“After Jack and I married at age 24, I always pointed to black labs and sighed over missing my old one, and always wanted another, but because of the usual hectic life schedule with overtime at work, etc., we never adopted another lab.
“Jack went yearly to a fund raiser banquet for Ducks Unlimited. They raffled or auctioned off decoys, prints, ceramics, etc. of water fowl, dogs, and outdoor scenes. These always included various Labrador dog items and on occasion, a live Labrador Retriever pup. The first time Jack went to the banquet, he came home and told me he got me a lab. I was beside myself, and hurried to lock away our monster cat* before he brought the dog into the house. Well, he went back out to the car and came back in with a lab print! So after that, every year our standing joke was that I asked Jack to get me a lab when he went to the banquet. Sure enough, every year, he would come home and say he had my lab. And he always brought me a lab print.
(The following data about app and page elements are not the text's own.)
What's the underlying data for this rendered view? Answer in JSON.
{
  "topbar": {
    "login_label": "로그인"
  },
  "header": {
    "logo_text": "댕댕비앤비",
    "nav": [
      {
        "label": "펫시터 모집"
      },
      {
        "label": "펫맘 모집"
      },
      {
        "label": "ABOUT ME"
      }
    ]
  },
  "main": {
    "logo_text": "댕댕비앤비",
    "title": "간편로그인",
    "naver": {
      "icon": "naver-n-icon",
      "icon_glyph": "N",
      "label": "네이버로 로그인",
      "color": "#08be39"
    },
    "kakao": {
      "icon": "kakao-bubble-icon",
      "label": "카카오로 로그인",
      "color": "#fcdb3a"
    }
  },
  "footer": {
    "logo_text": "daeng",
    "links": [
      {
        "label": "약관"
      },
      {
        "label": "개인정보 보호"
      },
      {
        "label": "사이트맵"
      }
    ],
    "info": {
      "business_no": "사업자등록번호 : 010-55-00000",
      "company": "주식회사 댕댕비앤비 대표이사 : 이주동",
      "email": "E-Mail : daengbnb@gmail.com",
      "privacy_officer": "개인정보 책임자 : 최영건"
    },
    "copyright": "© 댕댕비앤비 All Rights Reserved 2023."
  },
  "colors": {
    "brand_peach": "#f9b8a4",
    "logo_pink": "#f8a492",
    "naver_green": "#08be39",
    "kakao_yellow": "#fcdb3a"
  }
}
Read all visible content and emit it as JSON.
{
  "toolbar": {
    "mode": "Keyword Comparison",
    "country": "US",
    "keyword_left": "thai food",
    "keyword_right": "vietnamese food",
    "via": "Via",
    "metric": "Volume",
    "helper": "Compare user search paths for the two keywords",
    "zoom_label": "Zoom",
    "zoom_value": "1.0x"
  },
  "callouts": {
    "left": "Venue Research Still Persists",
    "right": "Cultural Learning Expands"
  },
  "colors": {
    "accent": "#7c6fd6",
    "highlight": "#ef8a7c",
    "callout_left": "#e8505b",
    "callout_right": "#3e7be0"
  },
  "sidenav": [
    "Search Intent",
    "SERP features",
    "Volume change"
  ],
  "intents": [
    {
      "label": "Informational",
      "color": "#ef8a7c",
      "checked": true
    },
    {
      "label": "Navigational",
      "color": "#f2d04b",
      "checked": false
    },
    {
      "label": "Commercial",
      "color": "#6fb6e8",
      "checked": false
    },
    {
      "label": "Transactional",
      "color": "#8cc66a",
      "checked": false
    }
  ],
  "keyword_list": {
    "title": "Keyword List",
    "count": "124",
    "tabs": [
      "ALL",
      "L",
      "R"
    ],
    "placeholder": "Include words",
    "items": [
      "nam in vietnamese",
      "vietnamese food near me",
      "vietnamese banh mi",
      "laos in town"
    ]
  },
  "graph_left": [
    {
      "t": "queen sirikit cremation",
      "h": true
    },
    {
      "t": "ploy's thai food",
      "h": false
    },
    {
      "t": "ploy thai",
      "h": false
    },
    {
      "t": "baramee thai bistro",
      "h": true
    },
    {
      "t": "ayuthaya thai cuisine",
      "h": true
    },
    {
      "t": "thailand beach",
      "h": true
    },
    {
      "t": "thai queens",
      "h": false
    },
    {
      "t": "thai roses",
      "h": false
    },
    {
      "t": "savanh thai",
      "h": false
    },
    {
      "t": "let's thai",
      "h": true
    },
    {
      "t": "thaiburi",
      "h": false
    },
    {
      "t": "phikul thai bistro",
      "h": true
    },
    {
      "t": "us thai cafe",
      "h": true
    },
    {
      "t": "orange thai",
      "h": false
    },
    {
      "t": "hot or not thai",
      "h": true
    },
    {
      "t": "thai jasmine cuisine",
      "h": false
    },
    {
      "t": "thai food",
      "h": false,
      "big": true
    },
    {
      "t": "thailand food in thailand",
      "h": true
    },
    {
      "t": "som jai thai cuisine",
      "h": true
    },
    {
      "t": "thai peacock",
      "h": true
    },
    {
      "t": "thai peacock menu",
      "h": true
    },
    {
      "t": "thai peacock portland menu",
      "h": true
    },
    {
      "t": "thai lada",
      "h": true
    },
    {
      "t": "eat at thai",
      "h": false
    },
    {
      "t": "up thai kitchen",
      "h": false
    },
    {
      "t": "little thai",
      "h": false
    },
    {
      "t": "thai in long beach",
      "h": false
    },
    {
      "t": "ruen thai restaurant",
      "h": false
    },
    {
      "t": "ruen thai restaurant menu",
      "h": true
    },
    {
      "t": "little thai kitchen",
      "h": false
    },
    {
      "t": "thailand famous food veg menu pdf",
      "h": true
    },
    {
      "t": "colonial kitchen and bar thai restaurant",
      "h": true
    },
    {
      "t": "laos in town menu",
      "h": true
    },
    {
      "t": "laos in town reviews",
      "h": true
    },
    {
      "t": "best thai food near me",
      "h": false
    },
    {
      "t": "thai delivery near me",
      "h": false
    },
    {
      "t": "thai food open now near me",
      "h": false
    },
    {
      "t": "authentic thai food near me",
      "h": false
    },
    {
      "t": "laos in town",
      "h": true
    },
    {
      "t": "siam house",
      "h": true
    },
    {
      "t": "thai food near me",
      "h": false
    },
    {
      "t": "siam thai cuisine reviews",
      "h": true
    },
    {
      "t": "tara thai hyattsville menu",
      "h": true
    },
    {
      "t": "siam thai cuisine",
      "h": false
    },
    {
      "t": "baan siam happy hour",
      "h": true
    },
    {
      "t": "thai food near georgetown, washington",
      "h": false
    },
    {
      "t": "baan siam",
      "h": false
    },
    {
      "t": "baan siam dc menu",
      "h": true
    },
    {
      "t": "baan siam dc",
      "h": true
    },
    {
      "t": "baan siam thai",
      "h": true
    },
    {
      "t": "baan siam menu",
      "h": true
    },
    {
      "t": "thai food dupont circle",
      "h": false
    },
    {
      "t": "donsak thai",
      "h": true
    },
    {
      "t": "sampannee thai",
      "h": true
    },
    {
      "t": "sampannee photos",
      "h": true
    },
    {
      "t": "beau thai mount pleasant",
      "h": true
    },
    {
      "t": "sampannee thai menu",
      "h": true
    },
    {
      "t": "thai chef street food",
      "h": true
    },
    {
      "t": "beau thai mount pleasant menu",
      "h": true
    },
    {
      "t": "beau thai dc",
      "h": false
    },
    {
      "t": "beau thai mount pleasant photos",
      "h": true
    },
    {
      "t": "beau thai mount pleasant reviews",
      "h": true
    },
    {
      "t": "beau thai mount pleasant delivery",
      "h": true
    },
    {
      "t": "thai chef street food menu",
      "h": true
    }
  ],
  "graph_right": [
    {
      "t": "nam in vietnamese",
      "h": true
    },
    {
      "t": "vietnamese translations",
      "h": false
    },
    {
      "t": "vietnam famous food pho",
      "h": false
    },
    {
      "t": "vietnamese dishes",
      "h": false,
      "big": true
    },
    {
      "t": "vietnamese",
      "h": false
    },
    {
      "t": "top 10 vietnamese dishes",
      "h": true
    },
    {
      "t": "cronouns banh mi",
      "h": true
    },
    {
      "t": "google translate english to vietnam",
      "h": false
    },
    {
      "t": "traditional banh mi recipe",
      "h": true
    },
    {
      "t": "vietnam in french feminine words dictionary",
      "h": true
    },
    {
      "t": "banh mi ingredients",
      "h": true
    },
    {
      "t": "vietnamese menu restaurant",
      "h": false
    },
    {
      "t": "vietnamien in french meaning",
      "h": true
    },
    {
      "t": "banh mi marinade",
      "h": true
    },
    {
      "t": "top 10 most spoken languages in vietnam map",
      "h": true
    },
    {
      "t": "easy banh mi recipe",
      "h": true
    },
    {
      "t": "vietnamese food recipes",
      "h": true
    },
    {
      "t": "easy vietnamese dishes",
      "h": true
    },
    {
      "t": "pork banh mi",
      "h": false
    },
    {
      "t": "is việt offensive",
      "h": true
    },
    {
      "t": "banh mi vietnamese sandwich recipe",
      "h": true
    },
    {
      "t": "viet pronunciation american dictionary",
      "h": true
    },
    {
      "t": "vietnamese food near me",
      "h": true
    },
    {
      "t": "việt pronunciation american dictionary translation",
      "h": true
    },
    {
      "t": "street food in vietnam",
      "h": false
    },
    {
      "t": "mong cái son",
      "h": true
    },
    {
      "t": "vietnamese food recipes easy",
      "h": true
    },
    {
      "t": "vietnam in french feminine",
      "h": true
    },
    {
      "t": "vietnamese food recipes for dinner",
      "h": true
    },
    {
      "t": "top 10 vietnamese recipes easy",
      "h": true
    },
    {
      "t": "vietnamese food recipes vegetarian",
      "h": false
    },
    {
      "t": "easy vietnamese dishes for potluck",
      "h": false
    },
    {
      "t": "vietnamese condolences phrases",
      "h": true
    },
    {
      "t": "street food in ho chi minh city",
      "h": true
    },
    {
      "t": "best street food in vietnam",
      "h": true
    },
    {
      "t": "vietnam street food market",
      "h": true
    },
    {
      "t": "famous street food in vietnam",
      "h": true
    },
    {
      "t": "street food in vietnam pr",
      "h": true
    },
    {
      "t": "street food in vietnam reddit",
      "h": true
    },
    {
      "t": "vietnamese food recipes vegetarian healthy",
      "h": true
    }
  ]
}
“Fast forward to our fifties, and I was having a particularly sad time of it, again. My Dad had serious health problems, and had just been in the hospital 14 times in 4 months.
“So Jack went off to his yearly banquet, and once again, I asked him to bring me a black lab. He came home early that night, and I was very surprised. So he said that there was nothing more he was interested in bidding on. When I asked if he bought anything, he just handed me AKC papers. I, literally, couldn’t stand up, and sunk to the floor crying. Jack brought the pup in, and the poor pup must have thought I was crazy. I sat on the floor, with my arms around him, crying for 30 minutes, with happiness. My dear husband wanted to cheer me up, and he couldn’t have done it better. I wanted to name the pup Buttons after my first black lab. But the pup was too big for a Buttons. He was 13 ½ weeks old and was 32 pounds. He was named the next closest thing—Buddy.
“A postscript to this story: I always prayed that when I ever did get my new lab, that he would not have some very bad habits that Buttons had. I didn’t want him to bark outside, nor to bite people in an attempt to protect me. Well, our Buddy lives up to those virtues. He can walk past the neighbors’ dogs when they are tied up, barking and growling, and he doesn’t even look over. Nothing fazes him (except food!). I would like to add, that I know Buddy really is Buttons come back to me.”
Thanks, Jan, others always enjoy a good dog story! And by the way: *the monster cat is “Tibbie” who can be seen on my website under “commissioned cats“, you can see the attitude just by looking at the portrait.
Brother and sister Mr. Sunshine and Ms. Mewsette cuddle on the crumpled bathroom rug, arms about each other and tails entwined. Honestly, I couldn’t have posed this, but it will certainly be a piece of artwork in the future!
Cookie’s nose making a cold, wet dot on my wrist as she exudes happiness. Namir swatting my elbow so I’ll come close enough for him to tuck his paw in my hand while he gazes up at me. Jelly Bean sitting next to me loudly purring and blinking his eyes in bliss. Kelly talking her way through her upward-downward cat postures when I enter the room. These are my valentines, and then some. How could I miss that I am adored?And they don’t need a special day to let me know about it.
I didn’t take this photo on Valentine’s Day, but close enough; I just wish the light had been a little better. However, the greatest Valentine’s gift my cats give me is the constant inspiration of their activities and personalities.
Thanks, everyone! It was a great Valentine’s Day!